START Data shown
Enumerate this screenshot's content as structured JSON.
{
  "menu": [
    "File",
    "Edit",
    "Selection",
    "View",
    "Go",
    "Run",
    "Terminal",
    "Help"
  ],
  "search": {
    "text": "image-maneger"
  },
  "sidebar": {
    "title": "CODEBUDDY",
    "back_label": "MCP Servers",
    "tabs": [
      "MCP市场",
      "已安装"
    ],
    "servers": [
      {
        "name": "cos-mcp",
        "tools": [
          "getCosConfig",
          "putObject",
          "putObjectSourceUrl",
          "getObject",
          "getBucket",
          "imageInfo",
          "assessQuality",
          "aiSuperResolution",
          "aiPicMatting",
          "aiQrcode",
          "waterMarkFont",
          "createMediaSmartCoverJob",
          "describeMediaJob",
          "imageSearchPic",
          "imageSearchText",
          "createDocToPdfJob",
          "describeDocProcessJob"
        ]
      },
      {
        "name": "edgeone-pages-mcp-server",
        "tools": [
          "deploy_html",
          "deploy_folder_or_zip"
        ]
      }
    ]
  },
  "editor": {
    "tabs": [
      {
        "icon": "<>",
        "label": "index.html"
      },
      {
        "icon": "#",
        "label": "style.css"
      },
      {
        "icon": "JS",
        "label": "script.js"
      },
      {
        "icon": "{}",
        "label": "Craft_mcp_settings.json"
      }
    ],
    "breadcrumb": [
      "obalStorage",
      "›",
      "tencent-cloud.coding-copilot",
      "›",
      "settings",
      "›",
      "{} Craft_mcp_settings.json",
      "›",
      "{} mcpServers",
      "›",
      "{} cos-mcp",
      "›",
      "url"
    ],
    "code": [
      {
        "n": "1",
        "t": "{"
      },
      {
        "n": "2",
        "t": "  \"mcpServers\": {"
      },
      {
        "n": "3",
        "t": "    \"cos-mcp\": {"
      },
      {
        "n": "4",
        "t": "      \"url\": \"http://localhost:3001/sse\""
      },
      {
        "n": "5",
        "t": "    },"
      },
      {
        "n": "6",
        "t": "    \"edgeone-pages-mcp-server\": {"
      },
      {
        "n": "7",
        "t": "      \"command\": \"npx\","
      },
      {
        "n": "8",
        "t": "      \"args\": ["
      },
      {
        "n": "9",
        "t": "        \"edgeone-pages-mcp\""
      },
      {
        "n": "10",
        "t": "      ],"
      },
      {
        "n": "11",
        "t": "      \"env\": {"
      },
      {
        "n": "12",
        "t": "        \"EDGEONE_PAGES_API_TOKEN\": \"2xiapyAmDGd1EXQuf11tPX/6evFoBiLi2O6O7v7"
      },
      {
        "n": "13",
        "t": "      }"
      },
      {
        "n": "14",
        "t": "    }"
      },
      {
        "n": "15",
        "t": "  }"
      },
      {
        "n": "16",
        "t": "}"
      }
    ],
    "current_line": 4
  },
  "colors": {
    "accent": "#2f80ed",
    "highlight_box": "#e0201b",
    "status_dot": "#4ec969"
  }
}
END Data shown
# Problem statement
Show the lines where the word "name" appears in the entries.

# Response area
        "name": "cos-mcp",
        "name": "edgeone-pages-mcp-server",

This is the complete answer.